My last blog deciphers how Microsoft Office 365 (O365) promises business value. This blog explores where O365 provides value.
Microsoft Office 365 was made available in June 2011 and has maintained its goal of being a catalyst for changing how people work in an increasingly digital economy. For example, Microsoft’s current CEO, Satya Nadella, certainly has a transformative view of O365: “We are building an operating system for human activity across all of their daily lives.”
Despite being on the market for almost a decade, there is a lack of evidence that clearly demonstrates the digitally transformative business value of O365. There are five potential factors contributing to the disconnect between the promise/potential of O365 and the realization of business value of using O365. Let’s take a look at each.
Most organizations are not research laboratories.
Research institutions are specifically designed to use the scientific method to understand the relationship between/ among variables and to minimize the effects of extraneous variables. Generally, most organizations cannot afford to operate as research institutions – that’s not their mission. In the competitive landscape of digital transformation and continuous improvement, every organization has multiple, simultaneous initiatives with numerous effects. Therefore, there is very little hard data with regard to how any single initiative or technology (including O365) contributes to business value through levers like productivity, efficiency, and collaboration.
Metrics are hard.
Even in a controlled environment, clearly demonstrating the relationship between O365 usage and business value requires metrics that may be hard to obtain. For example, to demonstrate the relationship between productivity improvements and O365 usage, there would need to be some good measures of productivity (e.g., quantity of ‘x’ produced per unit of time) and good measures of O365 usage (e.g., mobile device use, Skype use, SharePoint use, etc.).
Furthermore, it is often difficult to measure effects like productivity increases in the digital age, thus the reliance on survey data rather than direct observation or experimental control. Consequently, putting demonstrations of causality aside, a lack of fundamentally sound metrics does not even allow for conclusions about the correlation between O365 adoption and productivity.
Limited availability and use of O365 adoption data.
Many organizations may not be aware that there are tools available that provide some measures of adoption. For example, CoreView provides a robust and nimble suite of tools that measures adoption of O365 applications at the micro and macro levels. Even if organizations do have the right tools to measure adoption, they may not have the organizational skill or bandwidth to drive adoption for a crosscutting enterprise solution such as O365.
O365 adoption is not a priority.
Adoption and optimal use of O365 is often not deemed as a priority in the midst of other organizational priorities. There could be myriad of reasons for this, but the lack of priority often boils down to the tenuous, and often unproven, relationship between O365 and business value.

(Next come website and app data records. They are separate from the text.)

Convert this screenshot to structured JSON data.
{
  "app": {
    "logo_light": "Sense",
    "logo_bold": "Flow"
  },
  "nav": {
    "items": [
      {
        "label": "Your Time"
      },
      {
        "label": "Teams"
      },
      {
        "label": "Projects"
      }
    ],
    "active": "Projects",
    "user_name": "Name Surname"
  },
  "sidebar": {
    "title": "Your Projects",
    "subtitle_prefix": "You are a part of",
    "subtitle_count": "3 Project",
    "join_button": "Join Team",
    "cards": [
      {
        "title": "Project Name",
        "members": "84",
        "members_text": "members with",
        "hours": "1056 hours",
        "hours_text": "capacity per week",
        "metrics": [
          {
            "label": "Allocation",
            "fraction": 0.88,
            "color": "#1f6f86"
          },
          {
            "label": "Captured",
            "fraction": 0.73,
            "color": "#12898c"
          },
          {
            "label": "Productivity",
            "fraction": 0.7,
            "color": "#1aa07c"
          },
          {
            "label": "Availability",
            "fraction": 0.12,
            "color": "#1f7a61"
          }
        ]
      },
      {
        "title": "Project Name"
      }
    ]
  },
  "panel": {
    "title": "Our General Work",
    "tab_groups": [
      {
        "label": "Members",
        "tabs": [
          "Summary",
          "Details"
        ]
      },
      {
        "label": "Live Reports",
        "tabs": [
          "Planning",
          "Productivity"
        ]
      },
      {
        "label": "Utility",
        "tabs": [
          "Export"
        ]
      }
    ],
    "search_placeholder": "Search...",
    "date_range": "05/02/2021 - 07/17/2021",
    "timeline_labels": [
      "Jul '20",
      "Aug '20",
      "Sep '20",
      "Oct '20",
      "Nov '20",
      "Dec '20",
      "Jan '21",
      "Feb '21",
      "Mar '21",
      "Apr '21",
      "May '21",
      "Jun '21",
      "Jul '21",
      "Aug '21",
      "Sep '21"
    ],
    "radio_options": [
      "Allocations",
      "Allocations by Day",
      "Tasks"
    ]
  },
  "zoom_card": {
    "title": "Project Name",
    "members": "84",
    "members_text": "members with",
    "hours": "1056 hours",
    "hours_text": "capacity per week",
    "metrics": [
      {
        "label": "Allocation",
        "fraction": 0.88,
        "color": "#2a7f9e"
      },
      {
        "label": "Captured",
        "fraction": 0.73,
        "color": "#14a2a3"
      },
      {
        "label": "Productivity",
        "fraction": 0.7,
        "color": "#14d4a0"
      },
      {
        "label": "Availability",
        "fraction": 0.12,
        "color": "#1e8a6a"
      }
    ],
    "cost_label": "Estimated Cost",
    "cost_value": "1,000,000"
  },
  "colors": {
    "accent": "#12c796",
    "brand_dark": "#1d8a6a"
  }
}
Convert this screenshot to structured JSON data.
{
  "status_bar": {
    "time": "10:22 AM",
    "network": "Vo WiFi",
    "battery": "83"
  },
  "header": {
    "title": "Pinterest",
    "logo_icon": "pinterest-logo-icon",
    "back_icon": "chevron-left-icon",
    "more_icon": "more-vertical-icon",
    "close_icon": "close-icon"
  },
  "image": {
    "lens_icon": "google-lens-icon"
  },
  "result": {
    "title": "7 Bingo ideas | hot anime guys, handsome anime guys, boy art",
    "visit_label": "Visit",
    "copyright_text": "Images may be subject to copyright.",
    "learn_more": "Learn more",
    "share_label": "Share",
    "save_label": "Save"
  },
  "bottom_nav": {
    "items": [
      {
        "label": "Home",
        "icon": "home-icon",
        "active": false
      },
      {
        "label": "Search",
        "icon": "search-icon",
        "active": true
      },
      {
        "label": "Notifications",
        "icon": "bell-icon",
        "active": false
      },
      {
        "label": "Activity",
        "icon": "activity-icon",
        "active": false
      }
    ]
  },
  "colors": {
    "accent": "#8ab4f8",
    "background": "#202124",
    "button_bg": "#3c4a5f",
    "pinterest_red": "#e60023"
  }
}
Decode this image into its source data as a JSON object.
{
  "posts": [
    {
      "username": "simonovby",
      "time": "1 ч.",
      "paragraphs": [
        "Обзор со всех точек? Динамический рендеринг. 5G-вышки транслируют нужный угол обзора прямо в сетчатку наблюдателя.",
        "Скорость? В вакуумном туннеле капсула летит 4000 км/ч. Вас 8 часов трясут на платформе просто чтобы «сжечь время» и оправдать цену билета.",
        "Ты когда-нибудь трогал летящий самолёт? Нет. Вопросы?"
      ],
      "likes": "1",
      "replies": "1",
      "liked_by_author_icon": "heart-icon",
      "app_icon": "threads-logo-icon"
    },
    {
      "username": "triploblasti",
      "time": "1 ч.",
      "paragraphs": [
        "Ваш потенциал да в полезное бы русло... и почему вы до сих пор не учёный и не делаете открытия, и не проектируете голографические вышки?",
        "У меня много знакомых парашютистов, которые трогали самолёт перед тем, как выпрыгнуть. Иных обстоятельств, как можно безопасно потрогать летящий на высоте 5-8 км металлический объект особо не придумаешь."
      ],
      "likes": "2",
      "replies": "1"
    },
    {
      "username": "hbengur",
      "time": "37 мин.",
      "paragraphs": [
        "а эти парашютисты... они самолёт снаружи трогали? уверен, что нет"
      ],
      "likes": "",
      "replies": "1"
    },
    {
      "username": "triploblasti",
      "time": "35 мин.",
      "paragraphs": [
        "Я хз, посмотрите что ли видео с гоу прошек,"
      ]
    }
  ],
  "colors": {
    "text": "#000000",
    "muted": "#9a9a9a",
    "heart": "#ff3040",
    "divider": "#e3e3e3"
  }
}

To learn more about how O365 solutions deliver business value, corrects misleading assumptions between the promise and potential of O365, and offers suggestions on how you can achieve high user adoption levels, you can click here or submit the form below.